▸ Brief: In the data that follows, count the lines in which the word "record" occurs, and report that figure alone.

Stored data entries
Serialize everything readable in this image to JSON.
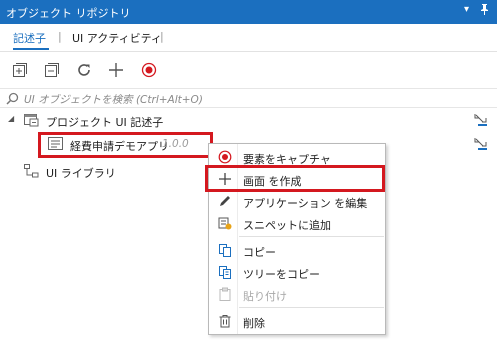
{
  "window": {
    "title": "オブジェクト リポジトリ"
  },
  "tabs": [
    {
      "label": "記述子"
    },
    {
      "label": "UI アクティビティ"
    }
  ],
  "toolbar": {
    "buttons": [
      "expand-all-icon",
      "collapse-all-icon",
      "refresh-icon",
      "add-icon",
      "record-icon"
    ]
  },
  "search": {
    "placeholder": "UI オブジェクトを検索 (Ctrl+Alt+O)"
  },
  "tree": {
    "project": {
      "label": "プロジェクト UI 記述子"
    },
    "app": {
      "label": "経費申請デモアプリ",
      "version": "1.0.0"
    },
    "library": {
      "label": "UI ライブラリ"
    }
  },
  "context_menu": {
    "items": [
      {
        "label": "要素をキャプチャ",
        "icon": "record-icon",
        "disabled": false
      },
      {
        "label": "画面 を作成",
        "icon": "plus-icon",
        "disabled": false
      },
      {
        "label": "アプリケーション を編集",
        "icon": "pencil-icon",
        "disabled": false
      },
      {
        "label": "スニペットに追加",
        "icon": "snippet-icon",
        "disabled": false
      },
      {
        "label": "コピー",
        "icon": "copy-icon",
        "disabled": false
      },
      {
        "label": "ツリーをコピー",
        "icon": "copy-tree-icon",
        "disabled": false
      },
      {
        "label": "貼り付け",
        "icon": "paste-icon",
        "disabled": true
      },
      {
        "label": "削除",
        "icon": "delete-icon",
        "disabled": false
      }
    ]
  },
  "colors": {
    "titlebar": "#1b6fbf",
    "accent": "#1b6fbf",
    "highlight": "#d4181f",
    "record": "#d4181f"
  }
}
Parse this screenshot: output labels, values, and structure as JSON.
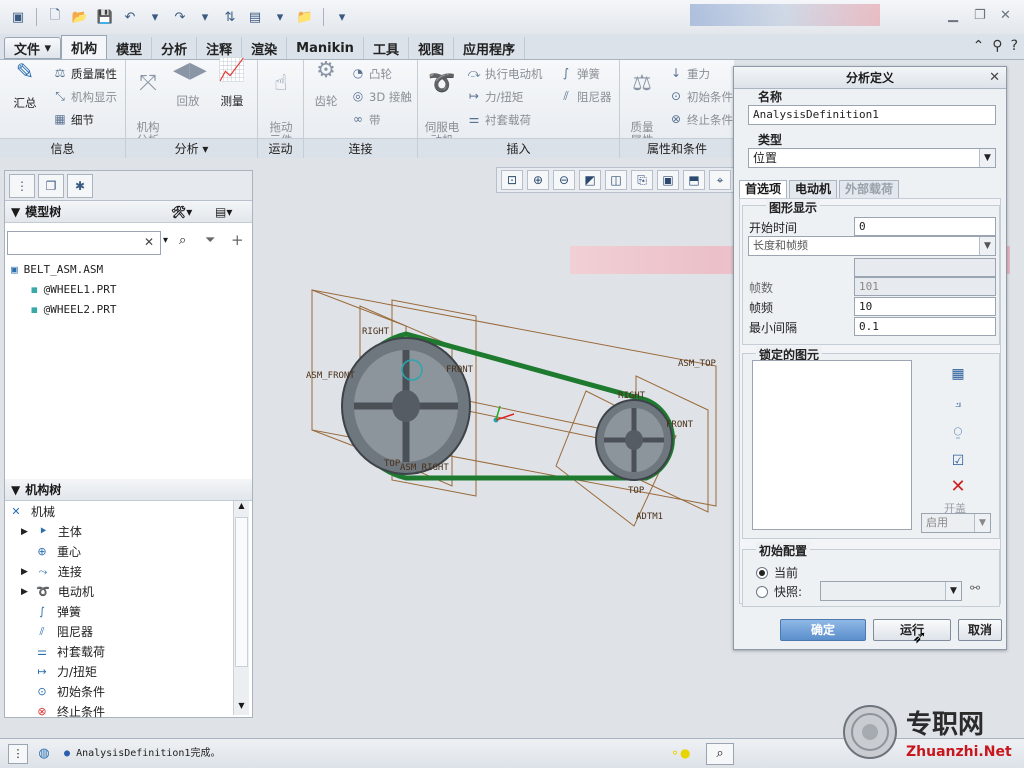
{
  "ribbon_tabs": [
    "文件",
    "机构",
    "模型",
    "分析",
    "注释",
    "渲染",
    "Manikin",
    "工具",
    "视图",
    "应用程序"
  ],
  "ribbon": {
    "info": {
      "label": "信息",
      "summary": "汇总",
      "mass_props": "质量属性",
      "mech_display": "机构显示",
      "detail": "细节"
    },
    "analysis": {
      "label": "分析",
      "mech_analysis": "机构\n分析",
      "playback": "回放",
      "measure": "测量"
    },
    "motion": {
      "label": "运动",
      "drag": "拖动\n元件"
    },
    "connect": {
      "label": "连接",
      "gear": "齿轮",
      "cam": "凸轮",
      "contact3d": "3D 接触",
      "belt": "带"
    },
    "insert": {
      "label": "插入",
      "servo": "伺服电\n动机",
      "exec_motor": "执行电动机",
      "force": "力/扭矩",
      "bushing": "衬套载荷",
      "spring": "弹簧",
      "damper": "阻尼器"
    },
    "props": {
      "label": "属性和条件",
      "mass": "质量\n属性",
      "gravity": "重力",
      "init_cond": "初始条件",
      "term_cond": "终止条件"
    }
  },
  "model_tree": {
    "title": "模型树",
    "items": [
      "BELT_ASM.ASM",
      "@WHEEL1.PRT",
      "@WHEEL2.PRT"
    ]
  },
  "mech_tree": {
    "title": "机构树",
    "root": "机械",
    "items": [
      "主体",
      "重心",
      "连接",
      "电动机",
      "弹簧",
      "阻尼器",
      "衬套载荷",
      "力/扭矩",
      "初始条件",
      "终止条件"
    ]
  },
  "canvas_labels": {
    "right1": "RIGHT",
    "asm_front": "ASM_FRONT",
    "front1": "FRONT",
    "top1": "TOP",
    "asm_right": "ASM_RIGHT",
    "asm_top": "ASM_TOP",
    "right2": "RIGHT",
    "front2": "FRONT",
    "top2": "TOP",
    "adtm1": "ADTM1"
  },
  "dialog": {
    "title": "分析定义",
    "name_label": "名称",
    "name_value": "AnalysisDefinition1",
    "type_label": "类型",
    "type_value": "位置",
    "tabs": [
      "首选项",
      "电动机",
      "外部载荷"
    ],
    "graph_label": "图形显示",
    "start_time_label": "开始时间",
    "start_time_value": "0",
    "mode_value": "长度和帧频",
    "frames_label": "帧数",
    "frames_value": "101",
    "frame_rate_label": "帧频",
    "frame_rate_value": "10",
    "min_interval_label": "最小间隔",
    "min_interval_value": "0.1",
    "locked_label": "锁定的图元",
    "enable_label": "启用",
    "open_label": "开盖",
    "init_label": "初始配置",
    "current_label": "当前",
    "snapshot_label": "快照:",
    "ok": "确定",
    "run": "运行",
    "cancel": "取消"
  },
  "status": {
    "message": "AnalysisDefinition1完成。"
  },
  "watermark": {
    "cn": "专职网",
    "url": "Zhuanzhi.Net"
  },
  "colors": {
    "belt": "#1e7a2e",
    "frame": "#9a6a3a",
    "wheel": "#6e767e",
    "accent": "#5b8fcc"
  }
}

▸ Output below: 3